Reproduce every line of the material, exactly as given.

○ ○ ○ ○ ○ ○ ○

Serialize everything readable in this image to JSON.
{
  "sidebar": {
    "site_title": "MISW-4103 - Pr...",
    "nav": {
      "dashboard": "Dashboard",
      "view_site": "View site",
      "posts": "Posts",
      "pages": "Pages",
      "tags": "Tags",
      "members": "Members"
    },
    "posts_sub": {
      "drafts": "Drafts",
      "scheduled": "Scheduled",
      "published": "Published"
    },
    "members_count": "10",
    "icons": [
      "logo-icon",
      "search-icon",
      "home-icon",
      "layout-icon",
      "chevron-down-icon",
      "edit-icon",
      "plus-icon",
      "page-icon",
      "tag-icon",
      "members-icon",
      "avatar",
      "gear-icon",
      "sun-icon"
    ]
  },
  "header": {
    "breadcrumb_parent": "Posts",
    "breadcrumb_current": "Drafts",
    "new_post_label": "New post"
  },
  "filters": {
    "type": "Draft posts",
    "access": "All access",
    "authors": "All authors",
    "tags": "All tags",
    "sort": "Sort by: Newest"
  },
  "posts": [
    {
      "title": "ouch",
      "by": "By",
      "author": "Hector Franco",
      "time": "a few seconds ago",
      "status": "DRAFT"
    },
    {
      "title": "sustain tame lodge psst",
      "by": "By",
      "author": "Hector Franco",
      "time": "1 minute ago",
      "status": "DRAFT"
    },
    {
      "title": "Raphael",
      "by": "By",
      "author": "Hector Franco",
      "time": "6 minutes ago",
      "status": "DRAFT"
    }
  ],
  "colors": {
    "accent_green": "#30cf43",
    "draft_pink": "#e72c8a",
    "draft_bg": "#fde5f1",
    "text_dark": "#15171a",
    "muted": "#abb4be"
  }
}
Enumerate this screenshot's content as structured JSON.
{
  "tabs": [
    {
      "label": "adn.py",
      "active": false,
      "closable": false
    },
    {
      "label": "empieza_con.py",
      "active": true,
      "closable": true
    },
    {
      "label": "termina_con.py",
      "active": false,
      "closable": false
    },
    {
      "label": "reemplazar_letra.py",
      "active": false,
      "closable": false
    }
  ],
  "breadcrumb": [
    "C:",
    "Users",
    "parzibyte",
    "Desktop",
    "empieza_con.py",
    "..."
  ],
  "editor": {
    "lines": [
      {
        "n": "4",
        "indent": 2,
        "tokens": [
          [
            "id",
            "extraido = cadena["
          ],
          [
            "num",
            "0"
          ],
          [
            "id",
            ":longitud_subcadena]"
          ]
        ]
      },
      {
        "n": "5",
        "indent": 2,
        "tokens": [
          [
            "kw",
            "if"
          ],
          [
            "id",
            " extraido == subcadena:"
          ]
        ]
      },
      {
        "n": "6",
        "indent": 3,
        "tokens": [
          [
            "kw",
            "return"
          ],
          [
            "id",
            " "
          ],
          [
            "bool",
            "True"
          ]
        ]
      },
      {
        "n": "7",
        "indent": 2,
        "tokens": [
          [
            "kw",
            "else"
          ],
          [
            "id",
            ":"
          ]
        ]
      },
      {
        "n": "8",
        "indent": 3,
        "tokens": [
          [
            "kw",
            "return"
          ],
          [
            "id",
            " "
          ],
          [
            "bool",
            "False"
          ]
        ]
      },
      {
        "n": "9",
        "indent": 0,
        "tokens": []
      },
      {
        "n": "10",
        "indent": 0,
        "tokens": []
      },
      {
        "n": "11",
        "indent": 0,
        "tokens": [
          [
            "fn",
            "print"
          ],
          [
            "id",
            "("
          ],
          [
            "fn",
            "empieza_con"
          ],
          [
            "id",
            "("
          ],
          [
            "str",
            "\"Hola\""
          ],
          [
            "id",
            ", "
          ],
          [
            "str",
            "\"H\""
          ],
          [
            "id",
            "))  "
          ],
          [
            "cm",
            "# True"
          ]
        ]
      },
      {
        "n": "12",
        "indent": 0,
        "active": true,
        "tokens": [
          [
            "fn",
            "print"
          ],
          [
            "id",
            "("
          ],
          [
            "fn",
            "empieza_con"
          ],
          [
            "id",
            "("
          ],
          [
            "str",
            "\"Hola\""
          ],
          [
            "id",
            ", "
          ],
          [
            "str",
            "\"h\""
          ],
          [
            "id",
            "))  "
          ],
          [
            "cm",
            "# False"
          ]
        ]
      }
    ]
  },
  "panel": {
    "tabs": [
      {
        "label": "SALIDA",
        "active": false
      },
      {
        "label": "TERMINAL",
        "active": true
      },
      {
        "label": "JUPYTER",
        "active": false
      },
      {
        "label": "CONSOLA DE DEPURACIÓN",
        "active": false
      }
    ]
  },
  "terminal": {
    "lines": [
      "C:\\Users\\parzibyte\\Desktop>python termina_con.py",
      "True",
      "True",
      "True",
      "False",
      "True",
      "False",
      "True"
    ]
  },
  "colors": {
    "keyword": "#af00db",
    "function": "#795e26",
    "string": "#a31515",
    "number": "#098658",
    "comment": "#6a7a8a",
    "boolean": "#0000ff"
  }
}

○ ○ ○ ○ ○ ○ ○

■ **ANSWER TO THE PROBLEM**
Serialize everything readable in this image to JSON.
{
  "sidebar": {
    "site_title": "MISW-4103 - Pr...",
    "nav": {
      "dashboard": "Dashboard",
      "view_site": "View site",
      "posts": "Posts",
      "pages": "Pages",
      "tags": "Tags",
      "members": "Members"
    },
    "posts_sub": {
      "drafts": "Drafts",
      "scheduled": "Scheduled",
      "published": "Published"
    },
    "members_count": "10",
    "icons": [
      "logo-icon",
      "search-icon",
      "home-icon",
      "layout-icon",
      "chevron-down-icon",
      "edit-icon",
      "plus-icon",
      "page-icon",
      "tag-icon",
      "members-icon",
      "avatar",
      "gear-icon",
      "sun-icon"
    ]
  },
  "header": {
    "breadcrumb_parent": "Posts",
    "breadcrumb_current": "Drafts",
    "new_post_label": "New post"
  },
  "filters": {
    "type": "Draft posts",
    "access": "All access",
    "authors": "All authors",
    "tags": "All tags",
    "sort": "Sort by: Newest"
  },
  "posts": [
    {
      "title": "ouch",
      "by": "By",
      "author": "Hector Franco",
      "time": "a few seconds ago",
      "status": "DRAFT"
    },
    {
      "title": "sustain tame lodge psst",
      "by": "By",
      "author": "Hector Franco",
      "time": "1 minute ago",
      "status": "DRAFT"
    },
    {
      "title": "Raphael",
      "by": "By",
      "author": "Hector Franco",
      "time": "6 minutes ago",
      "status": "DRAFT"
    }
  ],
  "colors": {
    "accent_green": "#30cf43",
    "draft_pink": "#e72c8a",
    "draft_bg": "#fde5f1",
    "text_dark": "#15171a",
    "muted": "#abb4be"
  }
}
Enumerate this screenshot's content as structured JSON.
{
  "tabs": [
    {
      "label": "adn.py",
      "active": false,
      "closable": false
    },
    {
      "label": "empieza_con.py",
      "active": true,
      "closable": true
    },
    {
      "label": "termina_con.py",
      "active": false,
      "closable": false
    },
    {
      "label": "reemplazar_letra.py",
      "active": false,
      "closable": false
    }
  ],
  "breadcrumb": [
    "C:",
    "Users",
    "parzibyte",
    "Desktop",
    "empieza_con.py",
    "..."
  ],
  "editor": {
    "lines": [
      {
        "n": "4",
        "indent": 2,
        "tokens": [
          [
            "id",
            "extraido = cadena["
          ],
          [
            "num",
            "0"
          ],
          [
            "id",
            ":longitud_subcadena]"
          ]
        ]
      },
      {
        "n": "5",
        "indent": 2,
        "tokens": [
          [
            "kw",
            "if"
          ],
          [
            "id",
            " extraido == subcadena:"
          ]
        ]
      },
      {
        "n": "6",
        "indent": 3,
        "tokens": [
          [
            "kw",
            "return"
          ],
          [
            "id",
            " "
          ],
          [
            "bool",
            "True"
          ]
        ]
      },
      {
        "n": "7",
        "indent": 2,
        "tokens": [
          [
            "kw",
            "else"
          ],
          [
            "id",
            ":"
          ]
        ]
      },
      {
        "n": "8",
        "indent": 3,
        "tokens": [
          [
            "kw",
            "return"
          ],
          [
            "id",
            " "
          ],
          [
            "bool",
            "False"
          ]
        ]
      },
      {
        "n": "9",
        "indent": 0,
        "tokens": []
      },
      {
        "n": "10",
        "indent": 0,
        "tokens": []
      },
      {
        "n": "11",
        "indent": 0,
        "tokens": [
          [
            "fn",
            "print"
          ],
          [
            "id",
            "("
          ],
          [
            "fn",
            "empieza_con"
          ],
          [
            "id",
            "("
          ],
          [
            "str",
            "\"Hola\""
          ],
          [
            "id",
            ", "
          ],
          [
            "str",
            "\"H\""
          ],
          [
            "id",
            "))  "
          ],
          [
            "cm",
            "# True"
          ]
        ]
      },
      {
        "n": "12",
        "indent": 0,
        "active": true,
        "tokens": [
          [
            "fn",
            "print"
          ],
          [
            "id",
            "("
          ],
          [
            "fn",
            "empieza_con"
          ],
          [
            "id",
            "("
          ],
          [
            "str",
            "\"Hola\""
          ],
          [
            "id",
            ", "
          ],
          [
            "str",
            "\"h\""
          ],
          [
            "id",
            "))  "
          ],
          [
            "cm",
            "# False"
          ]
        ]
      }
    ]
  },
  "panel": {
    "tabs": [
      {
        "label": "SALIDA",
        "active": false
      },
      {
        "label": "TERMINAL",
        "active": true
      },
      {
        "label": "JUPYTER",
        "active": false
      },
      {
        "label": "CONSOLA DE DEPURACIÓN",
        "active": false
      }
    ]
  },
  "terminal": {
    "lines": [
      "C:\\Users\\parzibyte\\Desktop>python termina_con.py",
      "True",
      "True",
      "True",
      "False",
      "True",
      "False",
      "True"
    ]
  },
  "colors": {
    "keyword": "#af00db",
    "function": "#795e26",
    "string": "#a31515",
    "number": "#098658",
    "comment": "#6a7a8a",
    "boolean": "#0000ff"
  }
}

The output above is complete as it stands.